As the government's generous tax credit for homebuyers dried up at the end of April, sales of new and existing homes plunged, a situation that could threaten the economy, notes The Associated Press, which reports that the Federal Reserve, mindful of the fragility of the housing market, now says an economic recovery is only "proceeding"---less optimistic than before, when it said the rebound was strengthening. "We all knew there would be a housing hangover from the expiration of the tax credit," writes Mike Larson, real estate and interest rate analyst at Weiss Research. "But this decline takes your breath away." One bright spot has been interest rates. The lowest mortgage rates since 1971 have appeared in the Denver-area housing market, providing a new incentive for buyers. For instance, the average rate for 30-year fixed-rate loans dropped to 4.69 percent, from 4.75 percent last week, according to mortgage company Freddie Mac (via The Denver Post). Chris Mygatt, president and chief operating officer of Coldwell Banker Residential Brokerage in Denver, says the low rates are "helping soften our landing from the tax credit ending."
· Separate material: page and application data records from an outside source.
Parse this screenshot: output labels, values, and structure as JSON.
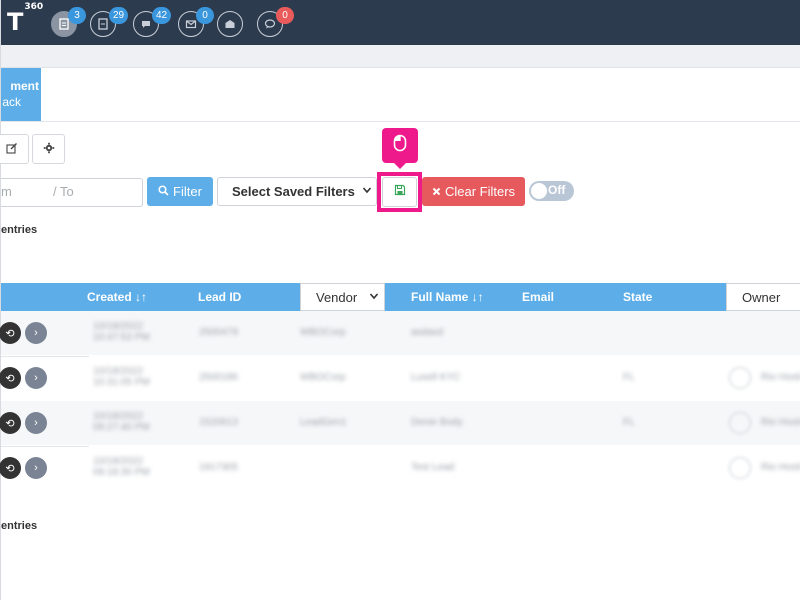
{
  "app": {
    "logo_letter": "T",
    "logo_sup": "360"
  },
  "nav": {
    "icons": [
      {
        "name": "document-icon",
        "badge": "3",
        "badge_color": "#3a96dd",
        "active": true
      },
      {
        "name": "report-icon",
        "badge": "29",
        "badge_color": "#3a96dd"
      },
      {
        "name": "chat-icon",
        "badge": "42",
        "badge_color": "#3a96dd"
      },
      {
        "name": "mail-icon",
        "badge": "0",
        "badge_color": "#3a96dd"
      },
      {
        "name": "open-mail-icon",
        "badge": "",
        "badge_color": ""
      },
      {
        "name": "comment-icon",
        "badge": "0",
        "badge_color": "#e95b5b"
      }
    ]
  },
  "tab": {
    "line1": "ment",
    "line2": "ack"
  },
  "filters": {
    "date_from": "m",
    "date_to": "/  To",
    "filter_label": "Filter",
    "saved_filters_label": "Select Saved Filters",
    "clear_label": "Clear Filters",
    "toggle_label": "Off"
  },
  "entries_top": "entries",
  "entries_bottom": "entries",
  "table": {
    "headers": {
      "created": "Created ↓↑",
      "lead_id": "Lead ID",
      "vendor": "Vendor",
      "full_name": "Full Name ↓↑",
      "email": "Email",
      "state": "State",
      "owner": "Owner"
    },
    "rows": [
      {
        "created": "10/18/2022 10:47:53 PM",
        "lead_id": "2500479",
        "vendor": "WBOCorp",
        "name": "asdasd",
        "state": "",
        "owner": ""
      },
      {
        "created": "10/18/2022 10:31:05 PM",
        "lead_id": "2500186",
        "vendor": "WBOCorp",
        "name": "Lusell KYC",
        "state": "FL",
        "owner": "Rio Hosti"
      },
      {
        "created": "10/18/2022 09:27:40 PM",
        "lead_id": "1520613",
        "vendor": "LeadGen1",
        "name": "Denie Body",
        "state": "FL",
        "owner": "Rio Hosti"
      },
      {
        "created": "10/18/2022 09:18:30 PM",
        "lead_id": "1917305",
        "vendor": "",
        "name": "Test Lead",
        "state": "",
        "owner": "Rio Hosti"
      }
    ]
  },
  "colors": {
    "accent": "#5daee8",
    "danger": "#e65a5e",
    "highlight": "#ee1a8b",
    "topbar": "#2d3b4e"
  }
}
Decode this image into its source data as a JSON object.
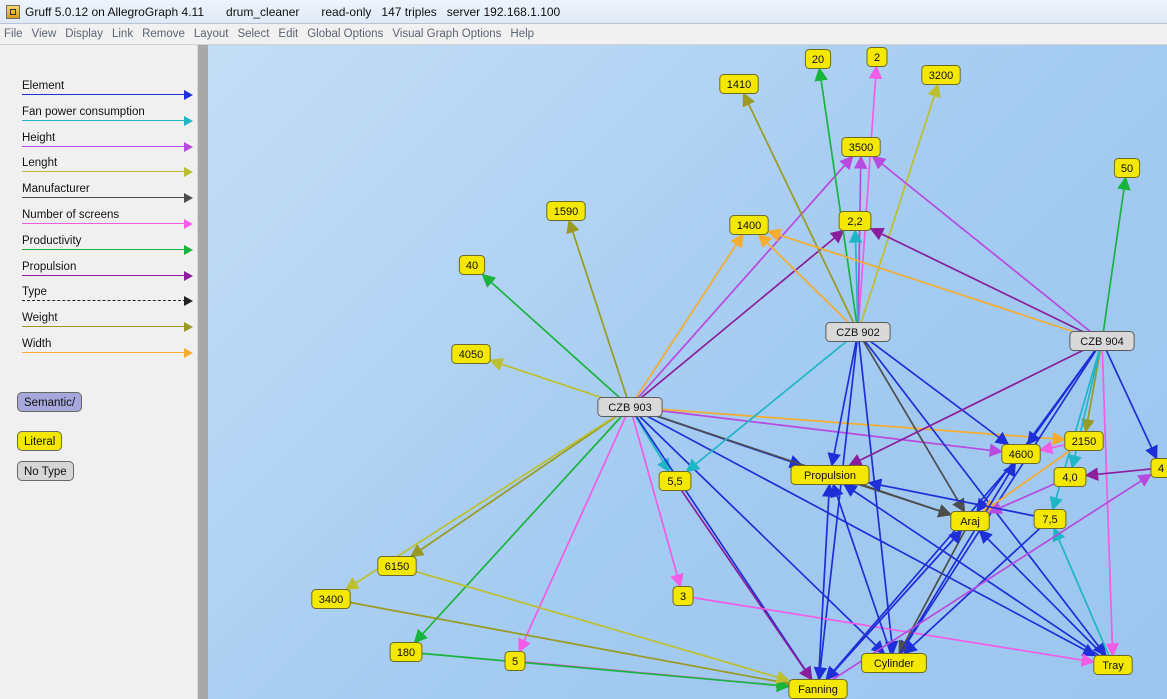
{
  "window": {
    "title": "Gruff 5.0.12 on AllegroGraph 4.11",
    "store": "drum_cleaner",
    "mode": "read-only",
    "triples": "147 triples",
    "server": "server 192.168.1.100"
  },
  "menu": [
    "File",
    "View",
    "Display",
    "Link",
    "Remove",
    "Layout",
    "Select",
    "Edit",
    "Global Options",
    "Visual Graph Options",
    "Help"
  ],
  "legend": [
    {
      "label": "Element",
      "color": "#1e2fd8",
      "dashed": false
    },
    {
      "label": "Fan power consumption",
      "color": "#1fb6c6",
      "dashed": false
    },
    {
      "label": "Height",
      "color": "#b84ae0",
      "dashed": false
    },
    {
      "label": "Lenght",
      "color": "#bcc030",
      "dashed": false
    },
    {
      "label": "Manufacturer",
      "color": "#4d4d4d",
      "dashed": false
    },
    {
      "label": "Number of screens",
      "color": "#f25ce6",
      "dashed": false
    },
    {
      "label": "Productivity",
      "color": "#19b43c",
      "dashed": false
    },
    {
      "label": "Propulsion",
      "color": "#8a1e9c",
      "dashed": false
    },
    {
      "label": "Type",
      "color": "#222222",
      "dashed": true
    },
    {
      "label": "Weight",
      "color": "#9a9a22",
      "dashed": false
    },
    {
      "label": "Width",
      "color": "#f6ac2e",
      "dashed": false
    }
  ],
  "type_buttons": [
    {
      "label": "Semantic/",
      "color": "#a7a7dc"
    },
    {
      "label": "Literal",
      "color": "#f4e800"
    },
    {
      "label": "No Type",
      "color": "#d6d6d6"
    }
  ],
  "nodes": [
    {
      "id": "n20",
      "label": "20",
      "kind": "literal"
    },
    {
      "id": "n2",
      "label": "2",
      "kind": "literal"
    },
    {
      "id": "n1410",
      "label": "1410",
      "kind": "literal"
    },
    {
      "id": "n3200",
      "label": "3200",
      "kind": "literal"
    },
    {
      "id": "n3500",
      "label": "3500",
      "kind": "literal"
    },
    {
      "id": "n50",
      "label": "50",
      "kind": "literal"
    },
    {
      "id": "n1590",
      "label": "1590",
      "kind": "literal"
    },
    {
      "id": "n1400",
      "label": "1400",
      "kind": "literal"
    },
    {
      "id": "n22",
      "label": "2,2",
      "kind": "literal"
    },
    {
      "id": "n40",
      "label": "40",
      "kind": "literal"
    },
    {
      "id": "czb902",
      "label": "CZB 902",
      "kind": "semantic"
    },
    {
      "id": "czb904",
      "label": "CZB 904",
      "kind": "semantic"
    },
    {
      "id": "n4050",
      "label": "4050",
      "kind": "literal"
    },
    {
      "id": "czb903",
      "label": "CZB 903",
      "kind": "semantic"
    },
    {
      "id": "n4600",
      "label": "4600",
      "kind": "literal"
    },
    {
      "id": "n2150",
      "label": "2150",
      "kind": "literal"
    },
    {
      "id": "n55",
      "label": "5,5",
      "kind": "literal"
    },
    {
      "id": "propulsion",
      "label": "Propulsion",
      "kind": "literal"
    },
    {
      "id": "n40b",
      "label": "4,0",
      "kind": "literal"
    },
    {
      "id": "n4",
      "label": "4",
      "kind": "literal"
    },
    {
      "id": "araj",
      "label": "Araj",
      "kind": "literal"
    },
    {
      "id": "n75",
      "label": "7,5",
      "kind": "literal"
    },
    {
      "id": "n6150",
      "label": "6150",
      "kind": "literal"
    },
    {
      "id": "n3400",
      "label": "3400",
      "kind": "literal"
    },
    {
      "id": "n3",
      "label": "3",
      "kind": "literal"
    },
    {
      "id": "n180",
      "label": "180",
      "kind": "literal"
    },
    {
      "id": "n5",
      "label": "5",
      "kind": "literal"
    },
    {
      "id": "cylinder",
      "label": "Cylinder",
      "kind": "literal"
    },
    {
      "id": "tray",
      "label": "Tray",
      "kind": "literal"
    },
    {
      "id": "fanning",
      "label": "Fanning",
      "kind": "literal"
    }
  ],
  "edges": [
    {
      "from": "czb903",
      "to": "n40",
      "color": "#19b43c"
    },
    {
      "from": "czb903",
      "to": "n1590",
      "color": "#9a9a22"
    },
    {
      "from": "czb903",
      "to": "n4050",
      "color": "#bcc030"
    },
    {
      "from": "czb903",
      "to": "n1400",
      "color": "#f6ac2e"
    },
    {
      "from": "czb903",
      "to": "n22",
      "color": "#8a1e9c"
    },
    {
      "from": "czb903",
      "to": "n3500",
      "color": "#b84ae0"
    },
    {
      "from": "czb903",
      "to": "n6150",
      "color": "#9a9a22"
    },
    {
      "from": "czb903",
      "to": "n3400",
      "color": "#bcc030"
    },
    {
      "from": "czb903",
      "to": "n180",
      "color": "#19b43c"
    },
    {
      "from": "czb903",
      "to": "n5",
      "color": "#f25ce6"
    },
    {
      "from": "czb903",
      "to": "n3",
      "color": "#f25ce6"
    },
    {
      "from": "czb903",
      "to": "n55",
      "color": "#1fb6c6"
    },
    {
      "from": "czb903",
      "to": "propulsion",
      "color": "#1e2fd8"
    },
    {
      "from": "czb903",
      "to": "araj",
      "color": "#4d4d4d"
    },
    {
      "from": "czb903",
      "to": "n4600",
      "color": "#b84ae0"
    },
    {
      "from": "czb903",
      "to": "n2150",
      "color": "#f6ac2e"
    },
    {
      "from": "czb903",
      "to": "cylinder",
      "color": "#1e2fd8"
    },
    {
      "from": "czb903",
      "to": "fanning",
      "color": "#1e2fd8"
    },
    {
      "from": "czb903",
      "to": "tray",
      "color": "#1e2fd8"
    },
    {
      "from": "czb902",
      "to": "n1410",
      "color": "#9a9a22"
    },
    {
      "from": "czb902",
      "to": "n20",
      "color": "#19b43c"
    },
    {
      "from": "czb902",
      "to": "n2",
      "color": "#f25ce6"
    },
    {
      "from": "czb902",
      "to": "n3200",
      "color": "#bcc030"
    },
    {
      "from": "czb902",
      "to": "n3500",
      "color": "#b84ae0"
    },
    {
      "from": "czb902",
      "to": "n22",
      "color": "#1fb6c6"
    },
    {
      "from": "czb902",
      "to": "n1400",
      "color": "#f6ac2e"
    },
    {
      "from": "czb902",
      "to": "n55",
      "color": "#1fb6c6"
    },
    {
      "from": "czb902",
      "to": "propulsion",
      "color": "#1e2fd8"
    },
    {
      "from": "czb902",
      "to": "araj",
      "color": "#4d4d4d"
    },
    {
      "from": "czb902",
      "to": "n4600",
      "color": "#1e2fd8"
    },
    {
      "from": "czb902",
      "to": "cylinder",
      "color": "#1e2fd8"
    },
    {
      "from": "czb902",
      "to": "tray",
      "color": "#1e2fd8"
    },
    {
      "from": "czb902",
      "to": "fanning",
      "color": "#1e2fd8"
    },
    {
      "from": "czb904",
      "to": "n50",
      "color": "#19b43c"
    },
    {
      "from": "czb904",
      "to": "n3500",
      "color": "#b84ae0"
    },
    {
      "from": "czb904",
      "to": "n22",
      "color": "#8a1e9c"
    },
    {
      "from": "czb904",
      "to": "n1400",
      "color": "#f6ac2e"
    },
    {
      "from": "czb904",
      "to": "n4600",
      "color": "#1e2fd8"
    },
    {
      "from": "czb904",
      "to": "n2150",
      "color": "#9a9a22"
    },
    {
      "from": "czb904",
      "to": "n40b",
      "color": "#1fb6c6"
    },
    {
      "from": "czb904",
      "to": "araj",
      "color": "#1e2fd8"
    },
    {
      "from": "czb904",
      "to": "n75",
      "color": "#1fb6c6"
    },
    {
      "from": "czb904",
      "to": "tray",
      "color": "#f25ce6"
    },
    {
      "from": "czb904",
      "to": "cylinder",
      "color": "#1e2fd8"
    },
    {
      "from": "czb904",
      "to": "n4",
      "color": "#1e2fd8"
    },
    {
      "from": "czb904",
      "to": "propulsion",
      "color": "#8a1e9c"
    },
    {
      "from": "propulsion",
      "to": "araj",
      "color": "#4d4d4d"
    },
    {
      "from": "n55",
      "to": "fanning",
      "color": "#8a1e9c"
    },
    {
      "from": "n3",
      "to": "tray",
      "color": "#f25ce6"
    },
    {
      "from": "n5",
      "to": "fanning",
      "color": "#f25ce6"
    },
    {
      "from": "n3400",
      "to": "fanning",
      "color": "#9a9a22"
    },
    {
      "from": "n180",
      "to": "fanning",
      "color": "#19b43c"
    },
    {
      "from": "n6150",
      "to": "fanning",
      "color": "#bcc030"
    },
    {
      "from": "araj",
      "to": "cylinder",
      "color": "#4d4d4d"
    },
    {
      "from": "araj",
      "to": "fanning",
      "color": "#b84ae0"
    },
    {
      "from": "n4600",
      "to": "fanning",
      "color": "#1e2fd8"
    },
    {
      "from": "n2150",
      "to": "araj",
      "color": "#f6ac2e"
    },
    {
      "from": "n40b",
      "to": "araj",
      "color": "#b84ae0"
    },
    {
      "from": "n75",
      "to": "cylinder",
      "color": "#1e2fd8"
    },
    {
      "from": "n4",
      "to": "n40b",
      "color": "#8a1e9c"
    },
    {
      "from": "n2150",
      "to": "n4600",
      "color": "#f25ce6"
    },
    {
      "from": "tray",
      "to": "n75",
      "color": "#1fb6c6"
    },
    {
      "from": "cylinder",
      "to": "propulsion",
      "color": "#1e2fd8"
    },
    {
      "from": "fanning",
      "to": "propulsion",
      "color": "#1e2fd8"
    },
    {
      "from": "tray",
      "to": "propulsion",
      "color": "#1e2fd8"
    },
    {
      "from": "fanning",
      "to": "araj",
      "color": "#1e2fd8"
    },
    {
      "from": "tray",
      "to": "araj",
      "color": "#1e2fd8"
    },
    {
      "from": "cylinder",
      "to": "n4600",
      "color": "#1e2fd8"
    },
    {
      "from": "fanning",
      "to": "n4",
      "color": "#b84ae0"
    },
    {
      "from": "n75",
      "to": "propulsion",
      "color": "#1e2fd8"
    }
  ]
}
Meanwhile, Fannie Mae, Freddie Mac's sister company, is seeking to put an end to people walking away from their unpaid mortgages by punishing them, writes The New York Times. A Fannie Mae spokeswoman says the company's decision to sue homeowners who appear to have the means to pay---but don't---would "encourage borrowers to pursue alternatives to foreclosure." But Lou Barnes, a Colorado mortgage banker, wonders if "Fannie wants to lock people up in a jail of negative net worth for much of the rest of their lives. They're bringing back the debtor's prison."